by Monideep Ghosh

(source: Wiki Commons)
In current modern times in the ever changing sport of cricket, pulverising the opposition ranks with a volley of fiery strokes has become the template for a batsman to taste success in the abridged versions of the game. However, England's James Taylor is a bit of an obscure candidate. Taylor is not the kind of batsman who launches a series of good length deliveries sailing several metres into the stands like compatriots most notably Jos Buttler. His method is a throwback to an era gone by - placidity, rotating-strike and nimble footwork to counter the spinners and pace bowlers alike. In the shifting sands of UAE, Taylor used this tried and tested method to glue England's batting line-up. The likes of Jason Roy, Alex Hales, Eoin Morgan and, more recently, Jos Buttler have piled on the runs at a breathtaking pace. But with Joe Root not exactly hitting top form in the first three One-Day Internationals against Pakistan, the batting line-up still appeared slightly creaky. It was Taylor, who held the innings together.

Taylor was calmness personified at the crease. In fact, both his fifties in the series came when the tourists found themselves in precarious positions. In particular, his match-turning half-century in the third ODI underpins Taylor's fluid run-making ability and to not let pressure get the better of him. On a track that was assisting the spinners, he combined selective power and steadfast defence to essay a knock of adroitness and deliberation. When Pakistan's spinners exposed Hales and Morgan's weakness against spin and winkled them out, England seemed to be slipping towards a defeat.

Taylor, though, put on a workshop to showcase how the spinners can be tackled. He mainly camped on the back foot and brought out his delectable wrists to pepper the field on both sides of the wicket. When he pressed forward, he did so with decisiveness. When Malik tried to beat him with flight, Taylor larruped the spinner dispassionately over the mid-wicket fence.
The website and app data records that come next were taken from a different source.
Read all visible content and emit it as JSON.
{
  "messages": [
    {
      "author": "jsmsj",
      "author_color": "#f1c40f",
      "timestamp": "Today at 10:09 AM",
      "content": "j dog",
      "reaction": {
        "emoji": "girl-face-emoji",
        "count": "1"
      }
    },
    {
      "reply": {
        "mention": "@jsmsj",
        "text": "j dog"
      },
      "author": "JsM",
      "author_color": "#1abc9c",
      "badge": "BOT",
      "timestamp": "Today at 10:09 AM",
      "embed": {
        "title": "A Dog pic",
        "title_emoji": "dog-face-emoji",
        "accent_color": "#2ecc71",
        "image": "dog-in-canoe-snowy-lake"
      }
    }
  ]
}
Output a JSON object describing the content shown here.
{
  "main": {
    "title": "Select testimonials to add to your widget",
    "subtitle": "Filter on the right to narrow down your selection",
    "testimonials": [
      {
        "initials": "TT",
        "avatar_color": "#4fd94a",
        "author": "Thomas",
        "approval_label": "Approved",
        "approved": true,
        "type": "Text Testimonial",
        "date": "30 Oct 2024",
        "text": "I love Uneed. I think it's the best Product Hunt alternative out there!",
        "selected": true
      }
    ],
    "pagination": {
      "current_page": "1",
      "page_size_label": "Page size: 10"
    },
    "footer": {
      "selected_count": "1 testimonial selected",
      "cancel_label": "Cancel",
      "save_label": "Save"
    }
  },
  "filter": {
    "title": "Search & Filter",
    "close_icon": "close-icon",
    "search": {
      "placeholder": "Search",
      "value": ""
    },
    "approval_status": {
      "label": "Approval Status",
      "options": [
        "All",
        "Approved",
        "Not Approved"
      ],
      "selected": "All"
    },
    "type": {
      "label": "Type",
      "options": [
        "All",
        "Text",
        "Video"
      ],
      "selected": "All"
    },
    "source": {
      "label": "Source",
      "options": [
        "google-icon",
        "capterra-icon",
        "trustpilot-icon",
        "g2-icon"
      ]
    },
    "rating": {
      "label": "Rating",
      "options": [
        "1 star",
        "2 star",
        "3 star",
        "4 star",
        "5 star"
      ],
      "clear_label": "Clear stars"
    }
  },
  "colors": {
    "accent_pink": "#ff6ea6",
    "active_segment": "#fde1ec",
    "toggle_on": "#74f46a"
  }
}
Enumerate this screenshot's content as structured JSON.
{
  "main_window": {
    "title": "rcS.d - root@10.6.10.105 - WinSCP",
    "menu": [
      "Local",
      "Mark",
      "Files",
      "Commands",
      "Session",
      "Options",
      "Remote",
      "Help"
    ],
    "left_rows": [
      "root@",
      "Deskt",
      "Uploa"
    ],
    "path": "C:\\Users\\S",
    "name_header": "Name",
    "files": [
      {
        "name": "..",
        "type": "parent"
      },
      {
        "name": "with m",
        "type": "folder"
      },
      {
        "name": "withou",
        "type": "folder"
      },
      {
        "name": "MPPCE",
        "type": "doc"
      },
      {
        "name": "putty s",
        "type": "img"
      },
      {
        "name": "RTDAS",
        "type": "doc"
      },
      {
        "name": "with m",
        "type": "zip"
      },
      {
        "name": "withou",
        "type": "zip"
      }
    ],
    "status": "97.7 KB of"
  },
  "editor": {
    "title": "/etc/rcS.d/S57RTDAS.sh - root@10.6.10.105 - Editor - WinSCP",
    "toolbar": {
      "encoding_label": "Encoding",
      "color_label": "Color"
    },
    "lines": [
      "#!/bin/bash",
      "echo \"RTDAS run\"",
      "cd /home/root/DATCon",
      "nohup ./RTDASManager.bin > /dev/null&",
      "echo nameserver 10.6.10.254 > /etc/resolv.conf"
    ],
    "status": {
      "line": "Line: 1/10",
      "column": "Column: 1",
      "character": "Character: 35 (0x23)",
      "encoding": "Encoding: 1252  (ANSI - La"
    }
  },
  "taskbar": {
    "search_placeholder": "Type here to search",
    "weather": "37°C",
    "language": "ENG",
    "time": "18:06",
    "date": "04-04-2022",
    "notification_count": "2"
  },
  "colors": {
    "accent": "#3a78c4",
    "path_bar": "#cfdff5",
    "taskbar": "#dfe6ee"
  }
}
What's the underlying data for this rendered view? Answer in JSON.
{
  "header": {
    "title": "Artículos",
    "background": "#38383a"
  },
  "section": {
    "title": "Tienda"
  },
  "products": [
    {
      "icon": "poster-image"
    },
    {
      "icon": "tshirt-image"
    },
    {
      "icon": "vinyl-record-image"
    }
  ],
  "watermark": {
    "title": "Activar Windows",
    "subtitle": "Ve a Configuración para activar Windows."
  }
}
He and Jos Buttler then combined to pick apart the Pakistani bowlers, as the visitors coasted towards the target. In the recent past, Taylor has shown unwavering self-belief to give a fitting riposte to his critics. Taylor's detractors, including myself, questioned his tendency to close the bat face too early. There was even a claim that he was too short to be rewarded with higher honours of being picked for Test cricket.

However, whether in the final Test of the three-match series against Pakistan in Sharjah or the ODIs that followed, Taylor batted without fear. It is always intriguing to note that when you play without the fear of failure, there doesn't seem to be anything wrong with your game. Taylor is a street-smart cricketer who has toiled hard to broaden his game. Him loosening his bottom-handed grip while attempting to drive through the cover-region amply illustrates that point. On occasions, the wrists and the leading elbow still seem to collapse while attempting a drive, but that Taylor is willing to learn and adapt should help him overcome the technical glitch.

Photography Club: Chipped Lamp

by Kate Baldey